A torn Anterior Cruciate Ligament, more commonly known as an ACL, can be a difficult injury for a high school or college athlete to sustain. Unfortunately, they are also the most common injuries sustained by athletes. Football, soccer, hockey, and basketball players are highly likely to sustain an ACL injury over their athletic career and ACL injuries are becoming more common thanks to a variety of factors including:
- Increased competition among athletes
- Single-sport specialization at a young age
- Failure to take precaution against injury
Once an ACL injury occurs, there is only one solution for recovery and that is to undergo an ACL reconstruction. In an article published in the American Journal of Sports Medicine in March of 2017, Dr. Toanen and his team of researchers found that regardless of age, ACL reconstruction is the best approach to repairing a torn ACL. Patients who opted for reconstructive surgery were able to return to the same activity level they were at prior to injury. Additionally, patients were able to twist, turn, jump, and run as well as they were previously.
While ACL injury rates among athletes are high, re-injury rates in patients who have undergone ACL reconstruction are high, as well. Furthermore, re-injury rates are consistent among multiple studies and a wide variety of situations can cause an ACL re-injury to occur. There are five major risk factors associated with re-tearing an ACL that has already been reconstructed. Those risk factors include:
- Being a younger age (under 20 years old)
- A family history of ACL injuries
- Returning to sports that strain the ACL
- Getting back into sports play too early
- Using allografts in active, young people
Multiple studies on ACL Reconstruction have been conducted. While the data varies study-to-study, the findings are similar.
Dr. Shelbourne et. al. in 2009
In 2009, the American Journal of Sports Medicine published a report by Dr. Shelbourne et. al. that found a 17% risk of an ACL injury recurring among patients under the age of 18. This statistic applied to both the surgical side and the contralateral side of the ACL. Dr. Shelbourne also found that as the patient aged, the risk of another ACL injury decreased substantially. Between the age of 19 and 25, chances of re-injury dropped to 7%. After the age of 25, patients were at a 4% risk of re-injuring the previously torn ACL.
Dr. Kamath et. al. in 2014
Dr. Kamath et. al. found an even higher rate of re-injury in a study published in the American Journal of Sports Medicine in 2014. He concluded that 32% of athletes that had torn their ACLs in high school and were playing Division 1 sports in college were at risk of re-injuring the weakened knee or injuring the adverse knee.
Dr. Webster in 2014
A study done by a Dr. Webster that was published in the American Journal of Sports Medicine the same year also reported on the topic of re-injury rates in younger patients undergoing ACL reconstruction.

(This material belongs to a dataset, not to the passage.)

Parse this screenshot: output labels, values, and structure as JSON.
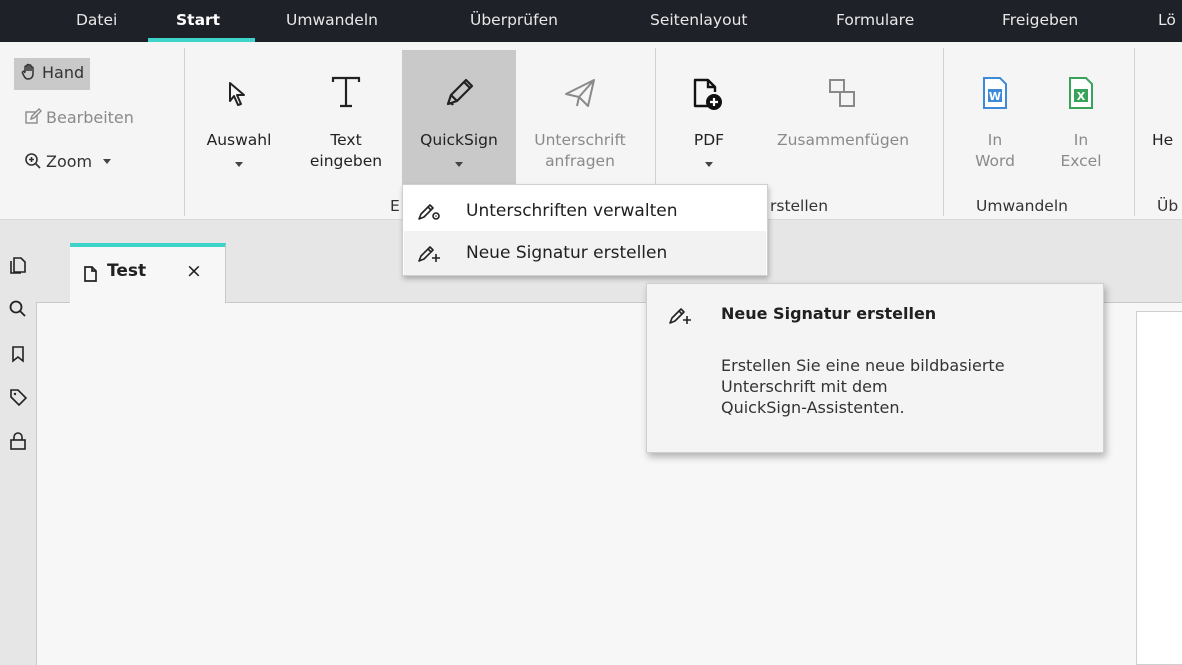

Dr. Webster found a subsequent ACL injury rate of 29% in athletes who were less than 20 at the time of their surgery.
Another study from the Swedish ACL Registry showed that adolescent patients ages 13 – 19 had a 3 times greater risk of contralateral ACL injury after undergoing ACL reconstruction. Additionally, The Kaiser Permanente ACL Registry has shown a 32% revision rate in patients undergoing ACL surgery that were under the age of 21. Furthermore, the revision rate decreased 4% each year the patient grew in age.

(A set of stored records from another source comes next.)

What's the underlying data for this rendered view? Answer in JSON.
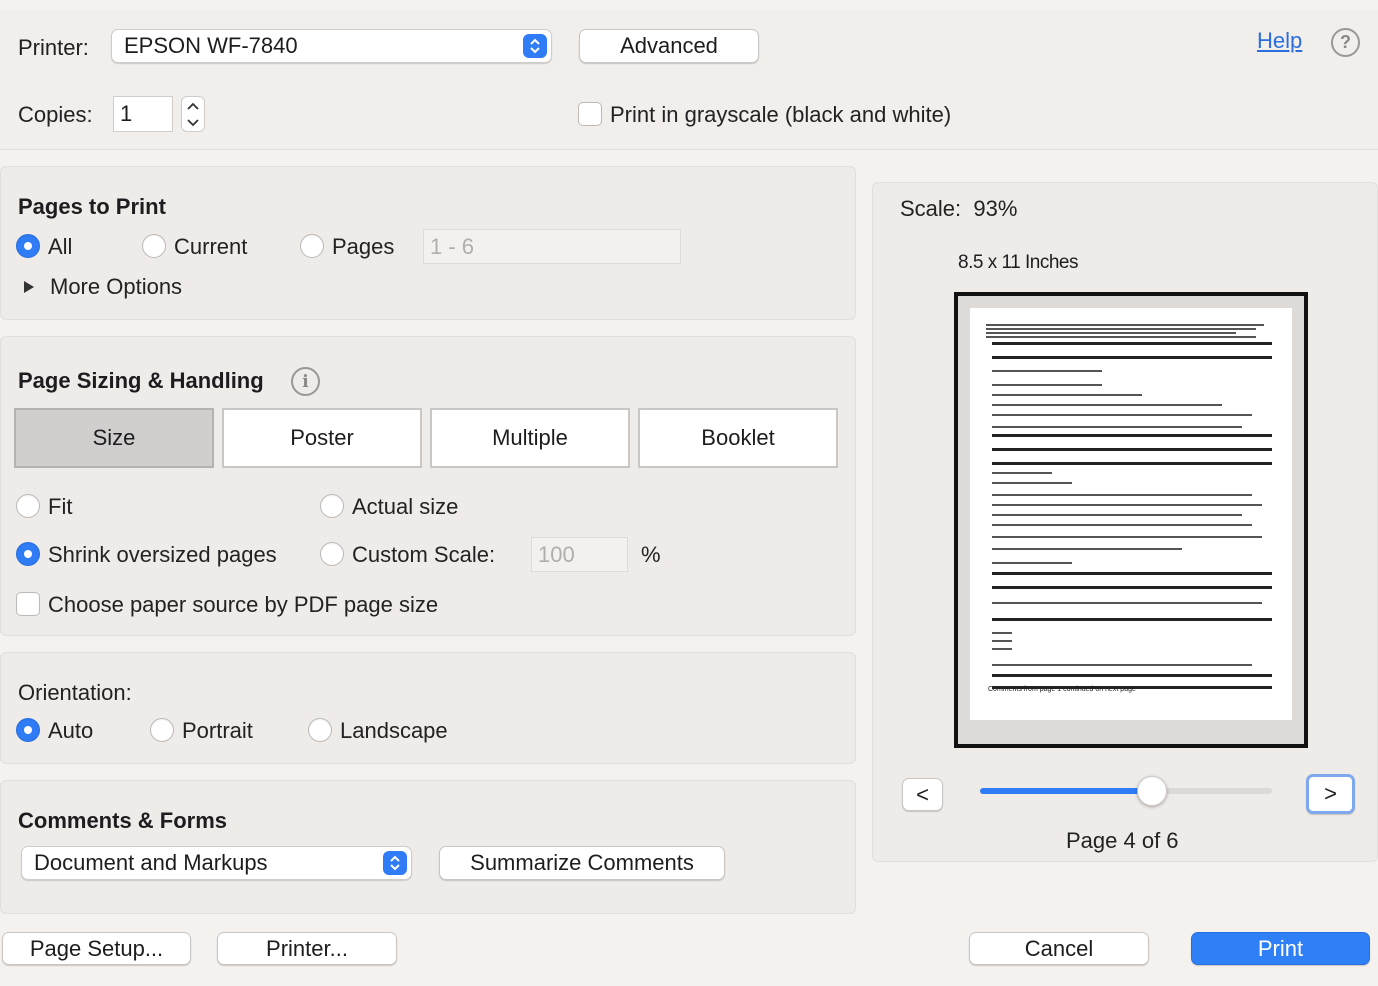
{
  "top": {
    "printer_label": "Printer:",
    "printer_value": "EPSON WF-7840",
    "advanced_label": "Advanced",
    "help_label": "Help",
    "copies_label": "Copies:",
    "copies_value": "1",
    "grayscale_label": "Print in grayscale (black and white)"
  },
  "pages_to_print": {
    "title": "Pages to Print",
    "all_label": "All",
    "current_label": "Current",
    "pages_label": "Pages",
    "pages_placeholder": "1 - 6",
    "more_options_label": "More Options",
    "selected": "All"
  },
  "sizing": {
    "title": "Page Sizing & Handling",
    "tabs": [
      "Size",
      "Poster",
      "Multiple",
      "Booklet"
    ],
    "active_tab": "Size",
    "fit_label": "Fit",
    "actual_size_label": "Actual size",
    "shrink_label": "Shrink oversized pages",
    "custom_scale_label": "Custom Scale:",
    "custom_scale_value": "100",
    "percent_label": "%",
    "paper_source_label": "Choose paper source by PDF page size",
    "selected": "Shrink oversized pages"
  },
  "orientation": {
    "title": "Orientation:",
    "auto_label": "Auto",
    "portrait_label": "Portrait",
    "landscape_label": "Landscape",
    "selected": "Auto"
  },
  "comments": {
    "title": "Comments & Forms",
    "select_value": "Document and Markups",
    "summarize_label": "Summarize Comments"
  },
  "preview": {
    "scale_label": "Scale:",
    "scale_value": "93%",
    "paper_size": "8.5 x 11 Inches",
    "prev_label": "<",
    "next_label": ">",
    "page_indicator": "Page 4 of 6",
    "slider_fraction": 0.59,
    "footer_note": "Comments from page 1 continued on next page"
  },
  "footer": {
    "page_setup_label": "Page Setup...",
    "printer_label": "Printer...",
    "cancel_label": "Cancel",
    "print_label": "Print"
  },
  "colors": {
    "accent": "#2f7cf6",
    "background": "#f4f1ef",
    "panel": "#efebe9",
    "help_link": "#2a6fe0"
  }
}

And finally, Dr. Kate Webster, who is of no relation to the Dr. Webster previously mentioned, conducted an extensive study on ACL re-injury fates and made some interesting findings. Dr. Kate Webster found that the highest re-rupture rate after undergoing ACL reconstruction was males who were under the age of 18. Said re-rupture rate was recorded at 28.3% which means that over a quarter of males who have injured their ACLs prior to turning 18 will re-injure the same knee. Webster also found that 74% of recurrent ACL injuries which have occurred after undergoing reconstruction occur within 2 years of surgery and that 18% of patients reported contralateral ACL injuries within 4 years of their initial reconstructions.
Multiple medical doctors have conducted studies surrounding ACL re-injury rates in a wide variety of situations. Overall, the trend proves that once an athlete under the age of 18 suffers a tear to an ACL, their chances of re-injuring that same ligament or injuring the contralateral ligament are extremely high. This is especially true in athletes who continue to pursue their sports careers into college after the initial injury.
If you are an athlete in middle school, high school, or college who has suffered a tear to an ACL, undergone reconstruction, and are still playing sports, contact Dr. Stacie Grossfeld today.
Dr. Grossfeld is a double-board certified orthopedic surgeon with a focus in sports medicine and has extensive experience with torn ACL injuries. Dr. Grossfeld can help determine a safe approach to strengthening the reconstructed ACL and help establish a preventative exercise routine. Contact Dr. Grossfeld at Orthopaedic Specialists today by clicking here or calling 502-212-2663.